Task prompt -
From the entries below, copy every line that has the word "birds".

########

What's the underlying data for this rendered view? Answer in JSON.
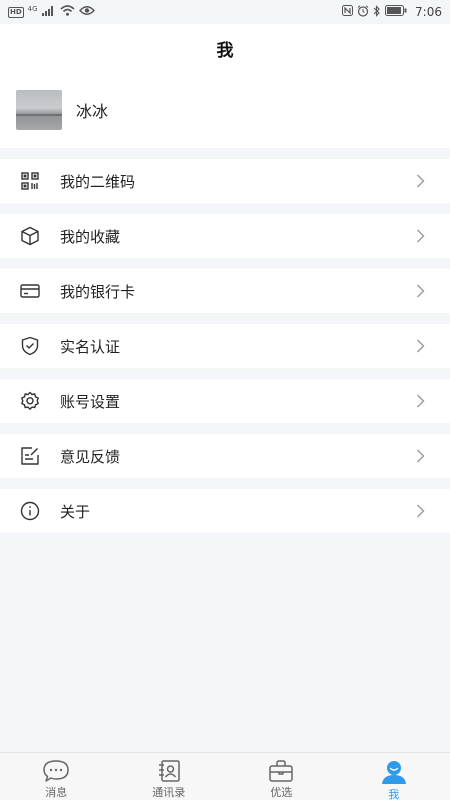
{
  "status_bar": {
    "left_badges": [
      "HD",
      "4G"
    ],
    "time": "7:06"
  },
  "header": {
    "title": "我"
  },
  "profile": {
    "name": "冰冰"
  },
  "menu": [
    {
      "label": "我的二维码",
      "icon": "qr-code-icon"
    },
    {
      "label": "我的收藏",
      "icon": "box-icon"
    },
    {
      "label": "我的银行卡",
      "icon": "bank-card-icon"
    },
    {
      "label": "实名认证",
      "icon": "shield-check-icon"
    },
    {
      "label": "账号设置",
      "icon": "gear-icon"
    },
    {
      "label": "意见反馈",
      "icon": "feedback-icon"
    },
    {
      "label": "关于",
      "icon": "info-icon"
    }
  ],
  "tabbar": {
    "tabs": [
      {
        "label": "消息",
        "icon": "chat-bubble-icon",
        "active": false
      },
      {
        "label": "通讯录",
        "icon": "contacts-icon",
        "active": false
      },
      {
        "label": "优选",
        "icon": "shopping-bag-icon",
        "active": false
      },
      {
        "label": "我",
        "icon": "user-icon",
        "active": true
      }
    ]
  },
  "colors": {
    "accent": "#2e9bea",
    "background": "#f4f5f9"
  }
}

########

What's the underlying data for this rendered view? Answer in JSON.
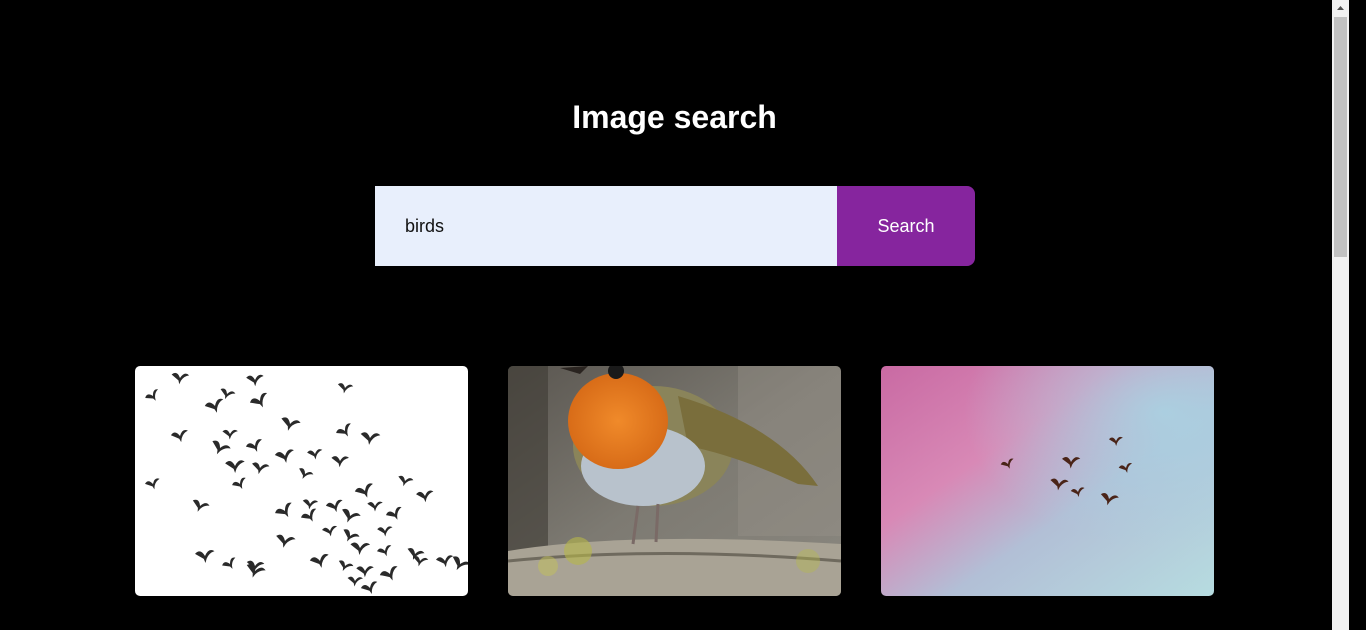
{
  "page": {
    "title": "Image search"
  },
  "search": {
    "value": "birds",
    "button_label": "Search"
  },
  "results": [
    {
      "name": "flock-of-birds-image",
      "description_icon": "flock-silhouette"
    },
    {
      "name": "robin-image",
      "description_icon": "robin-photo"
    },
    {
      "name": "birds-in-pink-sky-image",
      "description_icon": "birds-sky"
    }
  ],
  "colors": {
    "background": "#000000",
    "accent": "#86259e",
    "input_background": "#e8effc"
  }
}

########

Output for this task -
    "value": "birds",
      "name": "flock-of-birds-image",
      "name": "birds-in-pink-sky-image",
      "description_icon": "birds-sky"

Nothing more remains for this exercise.